Venezuela’s oil giant PDVSA warns of default next week
CARACAS - Venezuela’s government-run oil giant — the country’s largest source of cash — is warning that it could default on its bonds as early as next week.
Petroleos de Venezuela S.A., or PDVSA, failed to get investors to agree on a deal to push back debt payments by three years. The company said it is extending its deadline for a third time so investors can accept a deal by Friday night. This time, it warned that things could get messy.
“If the exchange offers are not successful, it could be difficult for the company to make scheduled payments on its existing debt,” PDVSA said in a statement Monday night.
PDVSA owes $1.6 billion in principal and interest on October 28 and another payment of $2.9 billion is due on November 2 for a separate bond.
It’s unclear if PDVSA may actually default or if it’s trying to strong arm investors to take the deal.
“I don’t think they’ve prepared themselves for a default, I think it’s mostly just a threat. The concern is that they’re starting to talk about it,” says Siobhan Morden, head of Latin America fixed income strategy at Nomura Holdings.

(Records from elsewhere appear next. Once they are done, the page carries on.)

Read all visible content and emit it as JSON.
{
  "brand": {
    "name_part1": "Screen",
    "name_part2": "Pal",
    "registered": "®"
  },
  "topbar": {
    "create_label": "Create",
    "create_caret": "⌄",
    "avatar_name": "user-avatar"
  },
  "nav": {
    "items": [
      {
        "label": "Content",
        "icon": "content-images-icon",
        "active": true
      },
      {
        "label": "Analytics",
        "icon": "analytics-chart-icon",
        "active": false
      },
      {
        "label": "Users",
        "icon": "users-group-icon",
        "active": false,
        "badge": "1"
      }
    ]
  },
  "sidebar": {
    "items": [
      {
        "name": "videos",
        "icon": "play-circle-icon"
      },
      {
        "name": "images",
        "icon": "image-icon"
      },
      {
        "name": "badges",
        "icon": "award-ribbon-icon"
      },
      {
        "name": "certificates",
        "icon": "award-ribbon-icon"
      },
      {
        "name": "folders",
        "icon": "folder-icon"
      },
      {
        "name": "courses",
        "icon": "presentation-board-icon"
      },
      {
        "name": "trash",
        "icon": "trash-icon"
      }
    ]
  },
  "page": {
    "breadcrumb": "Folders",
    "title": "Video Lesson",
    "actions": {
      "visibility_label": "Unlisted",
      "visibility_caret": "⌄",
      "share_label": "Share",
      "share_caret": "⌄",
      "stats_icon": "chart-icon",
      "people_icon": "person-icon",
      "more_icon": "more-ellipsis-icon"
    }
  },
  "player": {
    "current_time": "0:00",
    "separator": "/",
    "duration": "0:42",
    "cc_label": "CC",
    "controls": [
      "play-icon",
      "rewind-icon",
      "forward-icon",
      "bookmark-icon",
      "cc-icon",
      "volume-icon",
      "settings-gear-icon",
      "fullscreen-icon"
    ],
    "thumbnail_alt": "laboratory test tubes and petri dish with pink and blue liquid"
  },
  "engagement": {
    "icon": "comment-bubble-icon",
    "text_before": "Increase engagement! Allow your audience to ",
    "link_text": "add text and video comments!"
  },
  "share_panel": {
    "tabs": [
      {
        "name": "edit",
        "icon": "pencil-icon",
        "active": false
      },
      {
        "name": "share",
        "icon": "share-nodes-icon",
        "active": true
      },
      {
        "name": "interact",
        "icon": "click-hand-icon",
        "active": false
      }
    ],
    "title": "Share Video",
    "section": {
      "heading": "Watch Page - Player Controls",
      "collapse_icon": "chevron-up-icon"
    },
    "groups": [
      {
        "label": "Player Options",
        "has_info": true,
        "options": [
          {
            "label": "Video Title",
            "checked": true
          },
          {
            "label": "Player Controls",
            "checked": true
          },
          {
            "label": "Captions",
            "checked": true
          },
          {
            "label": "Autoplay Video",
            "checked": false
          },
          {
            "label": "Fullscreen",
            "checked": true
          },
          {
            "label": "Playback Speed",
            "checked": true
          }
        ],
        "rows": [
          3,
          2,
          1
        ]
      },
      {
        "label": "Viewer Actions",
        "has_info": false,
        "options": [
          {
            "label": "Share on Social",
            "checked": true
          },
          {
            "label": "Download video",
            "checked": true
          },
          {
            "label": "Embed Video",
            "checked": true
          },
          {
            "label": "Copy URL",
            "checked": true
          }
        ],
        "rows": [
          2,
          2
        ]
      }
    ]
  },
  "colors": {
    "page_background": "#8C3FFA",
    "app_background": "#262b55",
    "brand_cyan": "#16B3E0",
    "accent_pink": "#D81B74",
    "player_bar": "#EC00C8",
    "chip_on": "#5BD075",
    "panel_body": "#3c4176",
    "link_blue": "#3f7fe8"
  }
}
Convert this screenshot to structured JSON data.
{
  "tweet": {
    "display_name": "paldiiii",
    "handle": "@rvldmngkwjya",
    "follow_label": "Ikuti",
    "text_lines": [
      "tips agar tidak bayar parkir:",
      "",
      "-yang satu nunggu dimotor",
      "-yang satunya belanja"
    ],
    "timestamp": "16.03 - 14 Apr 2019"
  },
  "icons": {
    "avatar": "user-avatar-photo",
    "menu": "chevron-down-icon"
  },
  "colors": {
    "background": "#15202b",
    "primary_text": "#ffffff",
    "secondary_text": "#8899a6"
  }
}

In total, Venezuela is asking investors to “swap” $5.3 billion of bonds due in 2017 with bonds due in 2020, essentially allowing the government to push back payments.
But PDVSA hasn’t been able to lure enough investors to accept the offering. It’s led Standard & Poor’s to cut its rating on PDVSA in mid-September to two notches above default.
PDVSA represents much more than just an oil company. It is Venezuela’s lifeline. Oil shipments make up over 95% of the country’s export revenue — that’s cash the government badly needs to pay for imports of food and medicine, which are in short supply.
Things have been so badly mismanaged that Venezuela’s oil production hit a 13-year low over the summer after oil services provider such as Schlumberger (SLB) dramatically reduced operations earlier this year due to unpaid bills.
With the value of its currency also spiraling lower, many American companies have stopped tracking sales in the country.
Despite sitting on the world’s largest oil reserves, Venezuela is running out of food, medicine and cash as its citizens go hungry. Things could get much worse if PDVSA defaults on its debt.
“They’re running out of money and they’re running out of runway, they need to sell bonds,” says Russ Dallen, managing partner at Caracas Capital Markets, a firm based in Miami. “Venezuela is desperate for cash.”
Its economy is projected to contract 10% this year while inflation could soar 475%, according to the IMF’s latest estimates. China, the largest creditor for Venezuela, has stopped loaning more cash to the South American government.
Against that dire backdrop, the country’s opposition-led Congress is trying to gain enough support for a presidential referendum vote to knock President Nicolas Maduro out of office. Over a million people protested in Caracas, the capital, one day last month. However, Maduro is fighting all efforts and chances of the vote happening are dim.
Maduro’s government is low on cash, and some experts worry that even if PDVSA makes its upcoming debt payments, it will really squeeze the government’s dwindling reserves. Venezuela’s central bank has just under $12 billion in reserves, most of which is held in gold.
For now, there’s no light at the end of the tunnel for Venezuela, which needs to sell oil to survive. It’s prized possession is now at risk.
“There’s already been an extreme collapse in the economy, and it would probably worsen if there’s an interruption in oil exports,” says Morden.